**REQUIRED ACTION**
Each entry must appear in the answer exactly as given.
***** AVAILABLE DATA
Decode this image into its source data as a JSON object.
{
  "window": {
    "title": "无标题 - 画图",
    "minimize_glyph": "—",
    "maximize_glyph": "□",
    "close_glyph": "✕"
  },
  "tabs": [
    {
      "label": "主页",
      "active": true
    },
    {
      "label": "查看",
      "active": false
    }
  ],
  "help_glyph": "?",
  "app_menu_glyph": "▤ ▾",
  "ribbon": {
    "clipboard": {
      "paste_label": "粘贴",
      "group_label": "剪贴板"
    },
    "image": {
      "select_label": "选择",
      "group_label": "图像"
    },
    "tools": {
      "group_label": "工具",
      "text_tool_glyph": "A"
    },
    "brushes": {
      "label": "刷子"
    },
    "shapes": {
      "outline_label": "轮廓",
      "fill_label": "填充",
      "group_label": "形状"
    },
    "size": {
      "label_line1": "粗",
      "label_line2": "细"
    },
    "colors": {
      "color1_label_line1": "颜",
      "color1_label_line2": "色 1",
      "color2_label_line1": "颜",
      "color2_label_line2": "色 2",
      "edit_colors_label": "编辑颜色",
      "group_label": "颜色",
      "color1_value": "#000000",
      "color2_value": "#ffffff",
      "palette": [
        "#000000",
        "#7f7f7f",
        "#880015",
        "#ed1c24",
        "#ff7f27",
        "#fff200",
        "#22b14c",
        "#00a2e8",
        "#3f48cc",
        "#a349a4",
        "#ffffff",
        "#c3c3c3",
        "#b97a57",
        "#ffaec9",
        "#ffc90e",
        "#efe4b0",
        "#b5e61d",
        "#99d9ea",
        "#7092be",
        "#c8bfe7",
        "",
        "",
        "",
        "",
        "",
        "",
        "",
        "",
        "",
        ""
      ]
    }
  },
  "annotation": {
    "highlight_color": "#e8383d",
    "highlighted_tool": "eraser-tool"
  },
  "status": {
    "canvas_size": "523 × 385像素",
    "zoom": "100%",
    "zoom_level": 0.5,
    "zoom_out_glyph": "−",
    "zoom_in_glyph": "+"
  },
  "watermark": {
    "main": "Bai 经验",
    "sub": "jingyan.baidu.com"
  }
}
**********
**RESULT**
Decode this image into its source data as a JSON object.
{
  "window": {
    "title": "无标题 - 画图",
    "minimize_glyph": "—",
    "maximize_glyph": "□",
    "close_glyph": "✕"
  },
  "tabs": [
    {
      "label": "主页",
      "active": true
    },
    {
      "label": "查看",
      "active": false
    }
  ],
  "help_glyph": "?",
  "app_menu_glyph": "▤ ▾",
  "ribbon": {
    "clipboard": {
      "paste_label": "粘贴",
      "group_label": "剪贴板"
    },
    "image": {
      "select_label": "选择",
      "group_label": "图像"
    },
    "tools": {
      "group_label": "工具",
      "text_tool_glyph": "A"
    },
    "brushes": {
      "label": "刷子"
    },
    "shapes": {
      "outline_label": "轮廓",
      "fill_label": "填充",
      "group_label": "形状"
    },
    "size": {
      "label_line1": "粗",
      "label_line2": "细"
    },
    "colors": {
      "color1_label_line1": "颜",
      "color1_label_line2": "色 1",
      "color2_label_line1": "颜",
      "color2_label_line2": "色 2",
      "edit_colors_label": "编辑颜色",
      "group_label": "颜色",
      "color1_value": "#000000",
      "color2_value": "#ffffff",
      "palette": [
        "#000000",
        "#7f7f7f",
        "#880015",
        "#ed1c24",
        "#ff7f27",
        "#fff200",
        "#22b14c",
        "#00a2e8",
        "#3f48cc",
        "#a349a4",
        "#ffffff",
        "#c3c3c3",
        "#b97a57",
        "#ffaec9",
        "#ffc90e",
        "#efe4b0",
        "#b5e61d",
        "#99d9ea",
        "#7092be",
        "#c8bfe7",
        "",
        "",
        "",
        "",
        "",
        "",
        "",
        "",
        "",
        ""
      ]
    }
  },
  "annotation": {
    "highlight_color": "#e8383d",
    "highlighted_tool": "eraser-tool"
  },
  "status": {
    "canvas_size": "523 × 385像素",
    "zoom": "100%",
    "zoom_level": 0.5,
    "zoom_out_glyph": "−",
    "zoom_in_glyph": "+"
  },
  "watermark": {
    "main": "Bai 经验",
    "sub": "jingyan.baidu.com"
  }
}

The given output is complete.